Across the entries, how many lines have the string "label" in them? Reply with only a number.
[Start of Attachment]
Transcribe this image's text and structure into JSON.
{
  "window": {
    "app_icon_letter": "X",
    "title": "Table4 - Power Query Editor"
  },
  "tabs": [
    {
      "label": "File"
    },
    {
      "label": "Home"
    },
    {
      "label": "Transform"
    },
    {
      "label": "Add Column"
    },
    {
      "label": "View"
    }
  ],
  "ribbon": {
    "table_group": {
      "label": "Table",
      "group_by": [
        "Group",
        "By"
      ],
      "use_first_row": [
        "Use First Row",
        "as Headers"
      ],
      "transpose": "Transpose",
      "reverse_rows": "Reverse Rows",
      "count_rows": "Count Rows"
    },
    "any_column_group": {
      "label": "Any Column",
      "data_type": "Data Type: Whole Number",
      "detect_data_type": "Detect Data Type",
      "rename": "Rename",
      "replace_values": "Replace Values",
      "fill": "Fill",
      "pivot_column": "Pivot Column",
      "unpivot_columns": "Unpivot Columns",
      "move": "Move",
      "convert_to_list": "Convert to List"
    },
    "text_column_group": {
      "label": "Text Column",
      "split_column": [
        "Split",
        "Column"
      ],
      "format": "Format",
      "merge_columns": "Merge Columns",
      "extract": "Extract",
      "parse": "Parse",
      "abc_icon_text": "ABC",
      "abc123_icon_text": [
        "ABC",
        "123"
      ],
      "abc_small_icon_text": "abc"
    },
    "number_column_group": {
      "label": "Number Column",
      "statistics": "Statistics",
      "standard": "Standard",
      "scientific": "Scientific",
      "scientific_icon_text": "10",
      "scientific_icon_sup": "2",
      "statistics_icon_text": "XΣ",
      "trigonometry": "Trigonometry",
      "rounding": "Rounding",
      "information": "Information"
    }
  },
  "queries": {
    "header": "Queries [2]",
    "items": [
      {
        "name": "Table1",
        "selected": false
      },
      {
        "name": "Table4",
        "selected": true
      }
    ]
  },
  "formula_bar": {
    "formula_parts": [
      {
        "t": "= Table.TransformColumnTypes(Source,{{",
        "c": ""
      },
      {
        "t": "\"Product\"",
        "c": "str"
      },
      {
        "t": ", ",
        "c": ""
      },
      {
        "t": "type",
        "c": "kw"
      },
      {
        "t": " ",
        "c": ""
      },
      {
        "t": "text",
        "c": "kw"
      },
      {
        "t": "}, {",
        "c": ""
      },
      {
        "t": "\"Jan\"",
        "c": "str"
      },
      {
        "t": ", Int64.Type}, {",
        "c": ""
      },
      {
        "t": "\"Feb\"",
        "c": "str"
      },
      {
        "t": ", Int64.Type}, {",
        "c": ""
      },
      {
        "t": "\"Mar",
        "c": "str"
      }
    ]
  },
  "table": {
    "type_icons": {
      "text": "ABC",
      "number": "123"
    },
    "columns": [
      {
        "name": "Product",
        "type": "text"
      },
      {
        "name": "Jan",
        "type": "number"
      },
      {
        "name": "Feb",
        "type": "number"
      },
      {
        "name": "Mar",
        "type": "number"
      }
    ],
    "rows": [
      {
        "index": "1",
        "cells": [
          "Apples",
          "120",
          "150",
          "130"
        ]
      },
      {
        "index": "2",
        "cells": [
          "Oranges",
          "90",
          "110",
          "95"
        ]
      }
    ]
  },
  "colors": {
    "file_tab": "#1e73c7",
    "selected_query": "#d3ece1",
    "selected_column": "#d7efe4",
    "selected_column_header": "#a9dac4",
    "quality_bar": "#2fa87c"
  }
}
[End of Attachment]
Answer ▸ 9